In general, recovering from an exploit necessitates taking into account:
identifying the source
repairing the security flaw, deleting backdoors, and repairing the harm
The following is a step-by-step guide to removing any exploits from your account.
What is most vulnerable?
The following are some of the most vulnerable elements on your website:
Most attacks start with outdated web apps and their accompanying themes and plugins. It is easier to eliminate known security vulnerabilities by keeping all web programs, themes, and plugins up to date. If you’re not sure whether a web program you’re using has any security problems, you can look for alerts about known vulnerabilities here:
Details of the CVE

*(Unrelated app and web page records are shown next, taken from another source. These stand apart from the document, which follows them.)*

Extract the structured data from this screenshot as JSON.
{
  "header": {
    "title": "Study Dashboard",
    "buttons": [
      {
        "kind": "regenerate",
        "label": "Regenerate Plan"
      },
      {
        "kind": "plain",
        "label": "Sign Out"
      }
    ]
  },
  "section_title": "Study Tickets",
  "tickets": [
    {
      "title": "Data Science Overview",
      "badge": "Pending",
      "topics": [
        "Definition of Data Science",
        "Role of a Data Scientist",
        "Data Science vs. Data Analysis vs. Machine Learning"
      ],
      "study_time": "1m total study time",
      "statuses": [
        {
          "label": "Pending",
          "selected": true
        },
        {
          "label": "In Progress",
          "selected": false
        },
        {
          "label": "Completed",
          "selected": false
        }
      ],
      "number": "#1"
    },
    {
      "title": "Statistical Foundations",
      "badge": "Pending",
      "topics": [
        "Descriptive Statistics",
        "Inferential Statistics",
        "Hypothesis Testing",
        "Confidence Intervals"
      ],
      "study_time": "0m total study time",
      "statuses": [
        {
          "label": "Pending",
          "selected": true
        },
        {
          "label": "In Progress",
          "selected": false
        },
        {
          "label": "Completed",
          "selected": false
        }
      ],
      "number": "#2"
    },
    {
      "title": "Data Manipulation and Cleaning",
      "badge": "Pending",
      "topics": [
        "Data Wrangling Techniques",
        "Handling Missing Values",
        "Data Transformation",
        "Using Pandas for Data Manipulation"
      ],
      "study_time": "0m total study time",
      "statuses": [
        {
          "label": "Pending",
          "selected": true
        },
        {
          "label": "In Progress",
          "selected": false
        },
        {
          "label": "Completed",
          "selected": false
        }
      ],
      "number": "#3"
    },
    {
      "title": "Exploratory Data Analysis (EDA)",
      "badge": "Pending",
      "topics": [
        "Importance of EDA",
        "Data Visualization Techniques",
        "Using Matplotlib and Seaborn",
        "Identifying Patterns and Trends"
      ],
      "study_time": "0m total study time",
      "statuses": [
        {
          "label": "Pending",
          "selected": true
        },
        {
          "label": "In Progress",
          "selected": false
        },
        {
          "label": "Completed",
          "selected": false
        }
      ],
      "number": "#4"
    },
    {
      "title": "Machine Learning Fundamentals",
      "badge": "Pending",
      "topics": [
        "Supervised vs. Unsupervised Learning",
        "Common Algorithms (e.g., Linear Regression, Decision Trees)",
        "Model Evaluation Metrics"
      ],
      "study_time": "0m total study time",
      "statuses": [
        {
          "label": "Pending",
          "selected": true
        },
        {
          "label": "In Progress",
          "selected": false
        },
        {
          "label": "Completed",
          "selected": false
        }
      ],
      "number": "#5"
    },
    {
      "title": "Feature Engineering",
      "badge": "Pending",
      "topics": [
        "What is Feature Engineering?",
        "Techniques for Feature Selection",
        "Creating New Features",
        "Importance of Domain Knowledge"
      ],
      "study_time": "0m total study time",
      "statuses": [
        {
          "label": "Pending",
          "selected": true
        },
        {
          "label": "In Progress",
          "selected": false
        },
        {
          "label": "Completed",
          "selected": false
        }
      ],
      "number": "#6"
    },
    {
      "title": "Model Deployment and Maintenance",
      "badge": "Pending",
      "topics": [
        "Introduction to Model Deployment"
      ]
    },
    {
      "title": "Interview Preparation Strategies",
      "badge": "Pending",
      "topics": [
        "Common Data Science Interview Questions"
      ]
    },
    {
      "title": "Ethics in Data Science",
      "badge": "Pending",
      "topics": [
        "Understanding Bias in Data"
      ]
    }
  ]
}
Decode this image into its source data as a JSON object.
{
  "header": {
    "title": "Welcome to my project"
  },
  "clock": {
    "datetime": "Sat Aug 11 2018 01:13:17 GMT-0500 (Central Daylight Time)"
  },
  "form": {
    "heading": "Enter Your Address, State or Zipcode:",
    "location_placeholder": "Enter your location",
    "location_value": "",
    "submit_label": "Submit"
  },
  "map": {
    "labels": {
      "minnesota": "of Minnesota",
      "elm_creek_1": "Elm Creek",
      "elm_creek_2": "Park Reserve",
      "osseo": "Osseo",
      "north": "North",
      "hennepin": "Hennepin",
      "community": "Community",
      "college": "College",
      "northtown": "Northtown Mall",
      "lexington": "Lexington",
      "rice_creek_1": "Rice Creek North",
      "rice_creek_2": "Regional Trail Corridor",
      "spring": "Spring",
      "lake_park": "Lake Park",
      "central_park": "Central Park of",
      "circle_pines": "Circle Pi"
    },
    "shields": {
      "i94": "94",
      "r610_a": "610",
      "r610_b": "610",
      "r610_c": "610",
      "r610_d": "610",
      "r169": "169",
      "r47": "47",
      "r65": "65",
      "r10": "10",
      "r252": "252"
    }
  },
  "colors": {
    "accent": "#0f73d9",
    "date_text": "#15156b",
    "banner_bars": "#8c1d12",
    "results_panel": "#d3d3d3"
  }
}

Web applications’ admin passwords may have been hacked sites, and rogue users may have been added without your knowledge. If you believe that your site has been hacked, GreggHost highly advises that you enter into your applications to audit for unknown added users and change any passwords for admin-privileged users.
Change the password for your website application.

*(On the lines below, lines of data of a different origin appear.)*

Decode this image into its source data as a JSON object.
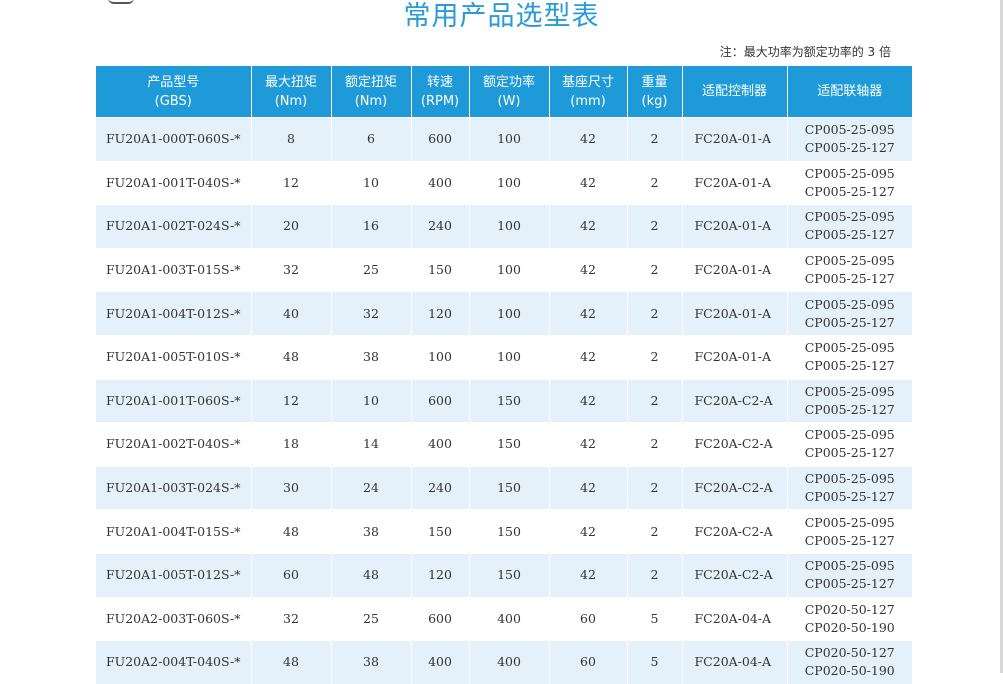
{
  "title": "常用产品选型表",
  "note": "注：最大功率为额定功率的 3 倍",
  "columns": [
    {
      "label": "产品型号",
      "unit": "(GBS)"
    },
    {
      "label": "最大扭矩",
      "unit": "(Nm)"
    },
    {
      "label": "额定扭矩",
      "unit": "(Nm)"
    },
    {
      "label": "转速",
      "unit": "(RPM)"
    },
    {
      "label": "额定功率",
      "unit": "(W)"
    },
    {
      "label": "基座尺寸",
      "unit": "(mm)"
    },
    {
      "label": "重量",
      "unit": "(kg)"
    },
    {
      "label": "适配控制器",
      "unit": ""
    },
    {
      "label": "适配联轴器",
      "unit": ""
    }
  ],
  "rows": [
    [
      "FU20A1-000T-060S-*",
      "8",
      "6",
      "600",
      "100",
      "42",
      "2",
      "FC20A-01-A",
      "CP005-25-095",
      "CP005-25-127"
    ],
    [
      "FU20A1-001T-040S-*",
      "12",
      "10",
      "400",
      "100",
      "42",
      "2",
      "FC20A-01-A",
      "CP005-25-095",
      "CP005-25-127"
    ],
    [
      "FU20A1-002T-024S-*",
      "20",
      "16",
      "240",
      "100",
      "42",
      "2",
      "FC20A-01-A",
      "CP005-25-095",
      "CP005-25-127"
    ],
    [
      "FU20A1-003T-015S-*",
      "32",
      "25",
      "150",
      "100",
      "42",
      "2",
      "FC20A-01-A",
      "CP005-25-095",
      "CP005-25-127"
    ],
    [
      "FU20A1-004T-012S-*",
      "40",
      "32",
      "120",
      "100",
      "42",
      "2",
      "FC20A-01-A",
      "CP005-25-095",
      "CP005-25-127"
    ],
    [
      "FU20A1-005T-010S-*",
      "48",
      "38",
      "100",
      "100",
      "42",
      "2",
      "FC20A-01-A",
      "CP005-25-095",
      "CP005-25-127"
    ],
    [
      "FU20A1-001T-060S-*",
      "12",
      "10",
      "600",
      "150",
      "42",
      "2",
      "FC20A-C2-A",
      "CP005-25-095",
      "CP005-25-127"
    ],
    [
      "FU20A1-002T-040S-*",
      "18",
      "14",
      "400",
      "150",
      "42",
      "2",
      "FC20A-C2-A",
      "CP005-25-095",
      "CP005-25-127"
    ],
    [
      "FU20A1-003T-024S-*",
      "30",
      "24",
      "240",
      "150",
      "42",
      "2",
      "FC20A-C2-A",
      "CP005-25-095",
      "CP005-25-127"
    ],
    [
      "FU20A1-004T-015S-*",
      "48",
      "38",
      "150",
      "150",
      "42",
      "2",
      "FC20A-C2-A",
      "CP005-25-095",
      "CP005-25-127"
    ],
    [
      "FU20A1-005T-012S-*",
      "60",
      "48",
      "120",
      "150",
      "42",
      "2",
      "FC20A-C2-A",
      "CP005-25-095",
      "CP005-25-127"
    ],
    [
      "FU20A2-003T-060S-*",
      "32",
      "25",
      "600",
      "400",
      "60",
      "5",
      "FC20A-04-A",
      "CP020-50-127",
      "CP020-50-190"
    ],
    [
      "FU20A2-004T-040S-*",
      "48",
      "38",
      "400",
      "400",
      "60",
      "5",
      "FC20A-04-A",
      "CP020-50-127",
      "CP020-50-190"
    ]
  ]
}
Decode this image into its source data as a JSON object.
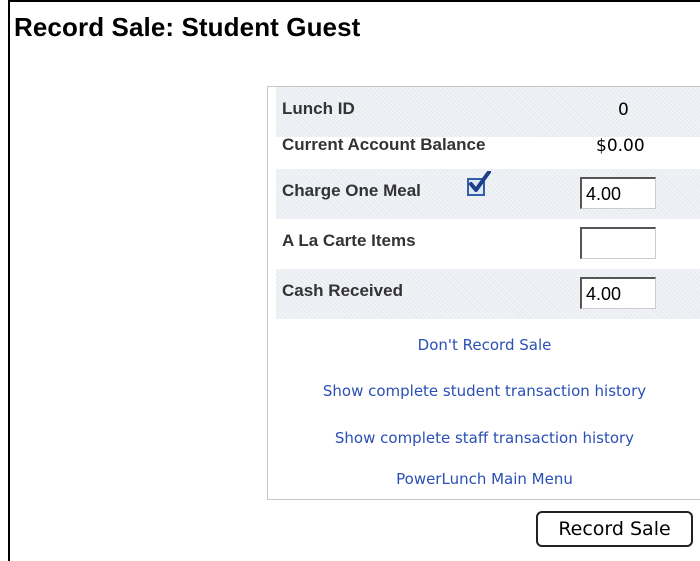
{
  "page": {
    "title": "Record Sale: Student Guest"
  },
  "form": {
    "lunch_id": {
      "label": "Lunch ID",
      "value": "0"
    },
    "balance": {
      "label": "Current Account Balance",
      "value": "$0.00"
    },
    "charge_meal": {
      "label": "Charge One Meal",
      "checked": true,
      "amount": "4.00"
    },
    "a_la_carte": {
      "label": "A La Carte Items",
      "amount": ""
    },
    "cash_received": {
      "label": "Cash Received",
      "amount": "4.00"
    }
  },
  "links": {
    "dont_record": "Don't Record Sale",
    "student_history": "Show complete student transaction history",
    "staff_history": "Show complete staff transaction history",
    "main_menu": "PowerLunch Main Menu"
  },
  "actions": {
    "submit_label": "Record Sale"
  },
  "colors": {
    "link": "#2a4fb5",
    "checkbox": "#2f5fa8",
    "row_shade": "#e9ecf1"
  }
}
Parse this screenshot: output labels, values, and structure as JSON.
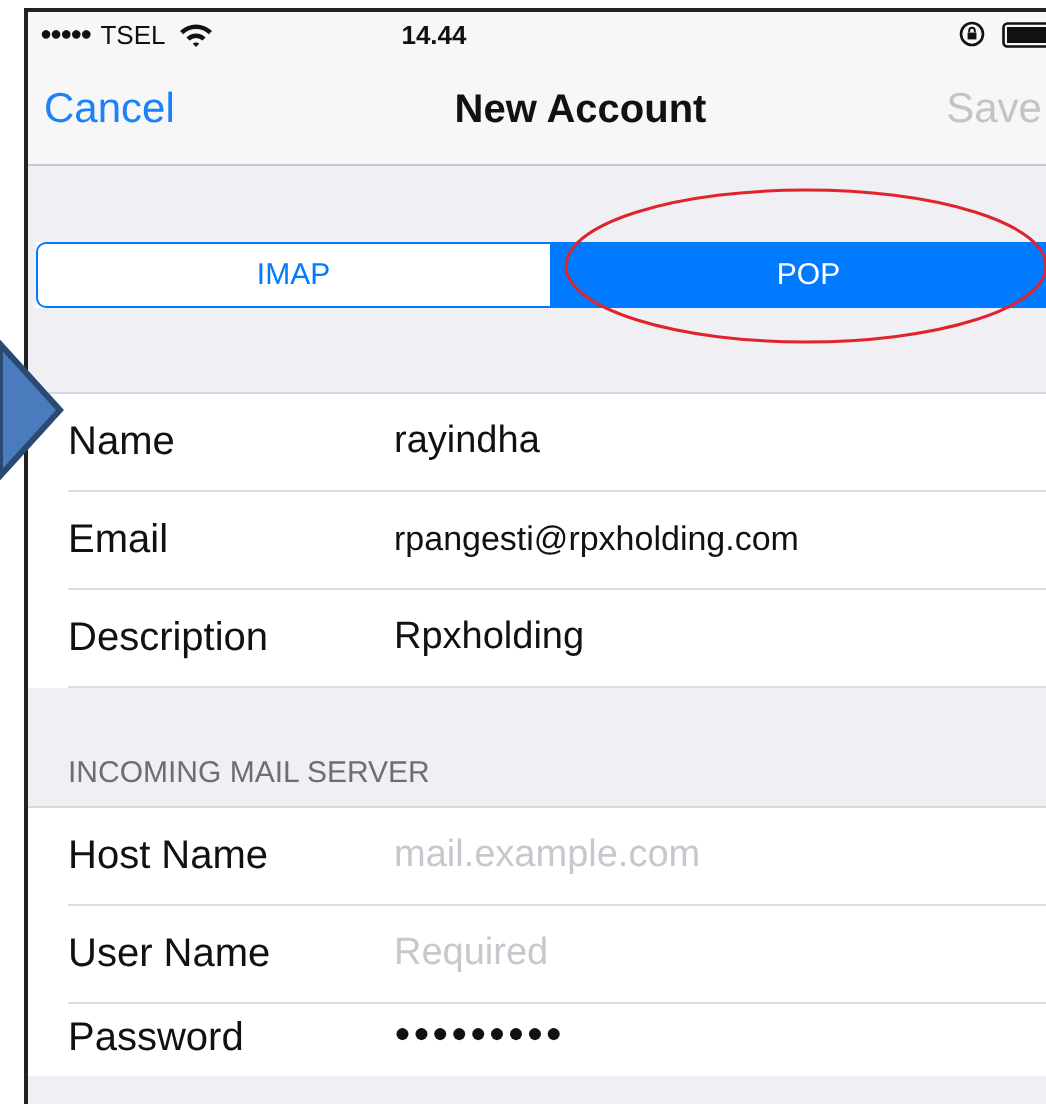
{
  "status_bar": {
    "signal_dots": "●●●●●",
    "carrier": "TSEL",
    "time": "14.44"
  },
  "nav_bar": {
    "cancel": "Cancel",
    "title": "New Account",
    "save": "Save",
    "save_disabled": true
  },
  "account_type": [
    {
      "label": "IMAP",
      "selected": false
    },
    {
      "label": "POP",
      "selected": true
    }
  ],
  "account_fields": [
    {
      "label": "Name",
      "value": "rayindha"
    },
    {
      "label": "Email",
      "value": "rpangesti@rpxholding.com"
    },
    {
      "label": "Description",
      "value": "Rpxholding"
    }
  ],
  "incoming_mail_server": {
    "header": "INCOMING MAIL SERVER",
    "fields": [
      {
        "label": "Host Name",
        "placeholder": "mail.example.com"
      },
      {
        "label": "User Name",
        "placeholder": "Required"
      },
      {
        "label": "Password",
        "value": "●●●●●●●●●",
        "kind": "password"
      }
    ]
  }
}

If your WordPress site is set up to receive automatic updates, GreggHost will keep it up to date as new versions become available.
Who is responsible?
In a nutshell, you are. GreggHost may be able to help in some cases, but it is not compelled to do so. The following is stated in the Terms of Service, to which all clients must agree:
GreggHost Web Hosting is an Internet-connected information supplier. Through its Web Server, GreggHost Web Hosting provides storage and transfer services over the Internet.
This essentially means that GreggHost rents out its servers. While GreggHost manages the operating system and utilities on the servers, it does not handle customer software on those servers. The responsibility for software stored in a user’s account is specified plainly.
GreggHost offers the usage of servers and controls the operating system and utilities on those servers, but it does not handle customer software that the client installs on the server. The following section on material items explains the liability for software stored in a user’s account:
Customer will provide GreggHost Web Hosting with material and data that is “server-ready,” that is, in a format that does not require additional processing on GreggHost Web Hosting’s side. GreggHost Web Hosting will make no effort to verify the accuracy, completeness, or usability of this material.
The use of GreggHost Web Hosting’s service necessitates a basic understanding of Internet languages, protocols, and software. This level of understanding varies based on the Customer’s intended use and desired content for his or her Webspace.
The following are some examples:
Web publishing necessitates an understanding of HTML, as well as the ability to locate and link materials appropriately, as well as FTPing Webspace contents, images, text, sound, imagemapping, and so on.
CGI-Scripts: UNIX environment, TAR & GUNZIP commands, Perl, CShell scripts, permissions, and so forth are all required.
The Customer acknowledges that he or she possesses the skills required to construct Customer’s Webspace. Customer accepts that GreggHost Web Hosting is not responsible for providing this expertise or Customer Support outside of GreggHost Web Hosting’s defined service.
How to fix your hacked sites
For more information on how to recover from a hack, go to the following links.
After a hack, you’ll need to clean up your site.
Keeping potential hacks at bay
figuring out how you got hacked sites
Examining and viewing your access.
log in via SSH
Using SFTP to view your access and error log